After being called to order by ASSEC Chair Homer Hickam, the commission approved the minutes from the November 2, 2018 annual meeting. (see handouts at bottom of this page)
Commission members heard a brief overview of the results of the FY18 audit of ASSEC operations completed by the firm of Anglin Reichmann Armstrong, P.C. The audit found no material weaknesses or reporting instances of noncompliance. Auditors also pointed out “[ASSEC had shown] a continued improvement in profitability from operations as well as an increase in total assets and net position”.

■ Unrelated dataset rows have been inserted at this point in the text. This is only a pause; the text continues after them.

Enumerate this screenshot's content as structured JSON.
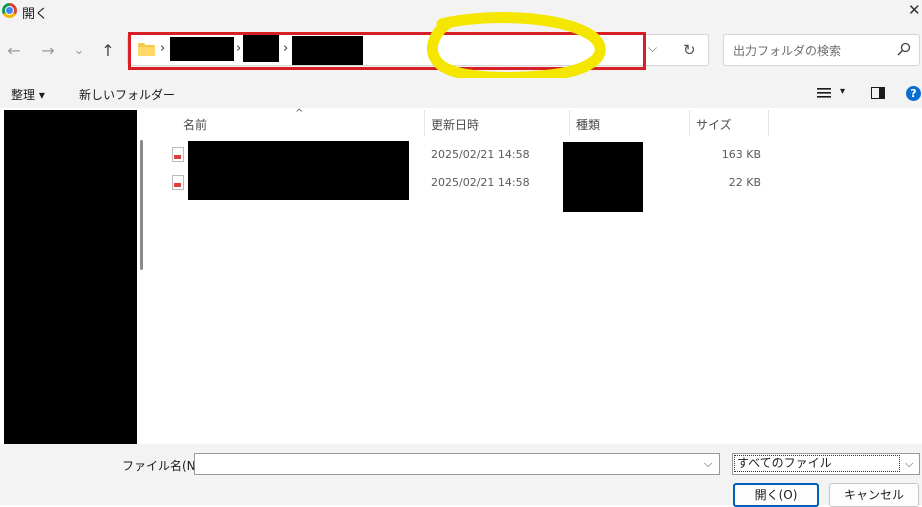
{
  "window": {
    "title": "開く",
    "close_glyph": "✕"
  },
  "nav": {
    "back_glyph": "←",
    "forward_glyph": "→",
    "recent_glyph": "⌄",
    "up_glyph": "↑",
    "address_dropdown_glyph": "⌵",
    "refresh_glyph": "↻",
    "breadcrumb_separator": "›"
  },
  "search": {
    "placeholder": "出力フォルダの検索"
  },
  "toolbar": {
    "organize_label": "整理 ▾",
    "new_folder_label": "新しいフォルダー",
    "view_caret": "▾",
    "help_glyph": "?"
  },
  "columns": {
    "sort_caret": "^",
    "name": "名前",
    "date": "更新日時",
    "type": "種類",
    "size": "サイズ"
  },
  "files": [
    {
      "date": "2025/02/21 14:58",
      "size": "163 KB"
    },
    {
      "date": "2025/02/21 14:58",
      "size": "22 KB"
    }
  ],
  "bottom": {
    "filename_label": "ファイル名(N):",
    "filename_value": "",
    "dropdown_glyph": "⌵",
    "filter_value": "すべてのファイル",
    "open_label": "開く(O)",
    "cancel_label": "キャンセル"
  },
  "colors": {
    "accent": "#005fb8",
    "highlight_red": "#d81f26",
    "marker_yellow": "#f5e600",
    "chrome_bg": "#f3f3f3"
  }
}
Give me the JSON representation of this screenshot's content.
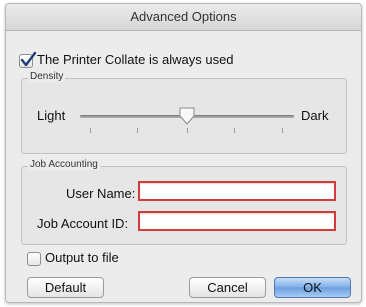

Executive Director Dr. Deborah Barnhart provided her quarterly CEO report that included a media video highlighting the U.S. Space and Rocket Center and Space Camp being included in national media. Barnhart also gave updates on the progress of several key projects including the restoration of the Saturn V, the opening of the Apollo 50 exhibit and the upcoming opening of the Intuitive Planetarium. The museum continues to show significant positive progress in attendance, merchandise sales and membership. Movie revenue showed a 15% dip vs FY18 numbers due to the downtime of the planetarium conversion.
Louie Ramirez, Vice President of Finance, gave commission members a brief overview of the center’s finances that included extremely positive summary showing revenues for the center up while expenses are down. The center’s short term cash reserves are around $2.5 million vs $267k in FY18. *Finance information is included in handout below.
Chairs of the various ASSEC committees gave brief reports on their activities that included curriculum updates for Space Camp programs and a brief discussion of the master plan development for the center. There was some more detailed discussion concerning a dip in advancement income. Commission members were advised by center staff that the multiple fundraising efforts currently underway could be cannibalizing new fundraising projects. The commission also discussed the citizenship requirements for attending U.S. Cyber Camp. At the moment the camp is restricted to only US citizens and members of the commission expressed their wishes that this requirement stays in place going forward. It was also discussed that due to changes in Redstone Arsenal’s access policy, some foreign nationals are now able to access the installation under escort. The USSRC is working with NASA to see if the same accommodation can be made to allow foreign nationals to take the NASA MSFC Bus Tour that operates from the center.
The next meeting of the full Alabama Space Science Exhibit Commission is scheduled for May 24, 2019.
Wes is a two time Space Camp graduate and space enthusiast with a love of North Alabama. When he isn't busy being a dad he enjoys travel, volunteering and working his life away. All comments are my own.